same goes for Walker's second objection. Walker says
Menards' Employee/Employer agreements violate state and
federal law for a number of reasons. (ECF No. 37,
PageID.169-172.) Because the agreements violate state and
federal law, Walker says the Court should void the agreements
containing the arbitration clause and allow his case to
proceed in federal court.
Walker's argument is involved, the Court need not linger
on it. As Magistrate Judge Whalen noted, any concern about
the “validity” of the contract containing the
arbitration clause is an issue to be first addressed by an
arbitrator. Local 1982, Int'l Longshoremen's
Ass'n, 560 Fed.Appx. at 538 & n.4 (citing
Nitro-Lift Techs., L.L.C. v. Howard, 568 U.S. 17,
20-21 (2012)) (distinguishing the issue of a contract's
validity from the issue of whether the parties ever formed a
contract in the first place). So to the extent Walker takes
issue with the validity of the agreements but fails to
identity any error in the Magistrate Judge's ruling,
Walker's objections are overruled.
the reasons above, Walker's objections do not offer any
reason to upset the Court's earlier decision to adopt the

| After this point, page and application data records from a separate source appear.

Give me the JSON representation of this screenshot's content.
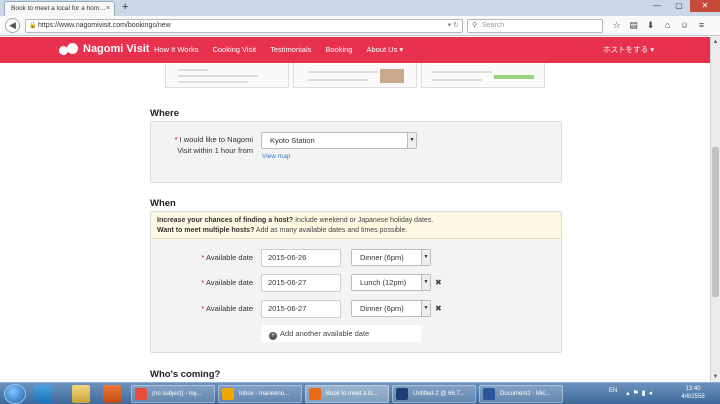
{
  "browser": {
    "tab_title": "Book to meet a local for a hom…",
    "tab_close": "×",
    "new_tab": "+",
    "url": "https://www.nagomivisit.com/bookings/new",
    "search_placeholder": "Search",
    "window_buttons": {
      "minimize": "—",
      "maximize": "▢",
      "close": "✕"
    }
  },
  "site": {
    "logo": "Nagomi Visit",
    "menu": [
      "How It Works",
      "Cooking Visit",
      "Testimonials",
      "Booking",
      "About Us ▾"
    ],
    "host_link": "ホストをする ▾"
  },
  "where": {
    "title": "Where",
    "label": "I would like to Nagomi Visit within 1 hour from",
    "station": "Kyoto Station",
    "view_map": "View map"
  },
  "when": {
    "title": "When",
    "notice_bold_1": "Increase your chances of finding a host?",
    "notice_text_1": " Include weekend or Japanese holiday dates.",
    "notice_bold_2": "Want to meet multiple hosts?",
    "notice_text_2": " Add as many available dates and times possible.",
    "rows": [
      {
        "label": "Available date",
        "date": "2015-06-26",
        "meal": "Dinner (6pm)",
        "removable": false
      },
      {
        "label": "Available date",
        "date": "2015-06-27",
        "meal": "Lunch (12pm)",
        "removable": true
      },
      {
        "label": "Available date",
        "date": "2015-06-27",
        "meal": "Dinner (6pm)",
        "removable": true
      }
    ],
    "add_button": "Add another available date"
  },
  "whos_coming": {
    "title": "Who's coming?"
  },
  "taskbar": {
    "tasks": [
      {
        "label": "(no subject) - my...",
        "color": "#e74c3c"
      },
      {
        "label": "Inbox - maneeno...",
        "color": "#f0a500"
      },
      {
        "label": "Book to meet a lo...",
        "color": "#e86a1a"
      },
      {
        "label": "Untitled-2 @ 66.7...",
        "color": "#1b3f74"
      },
      {
        "label": "Document1 - Mic...",
        "color": "#2b579a"
      }
    ],
    "lang": "EN",
    "time": "13:40",
    "date": "4/6/2558"
  }
}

magistrate judge's report and recommendation. So
Walker's objections are overruled ...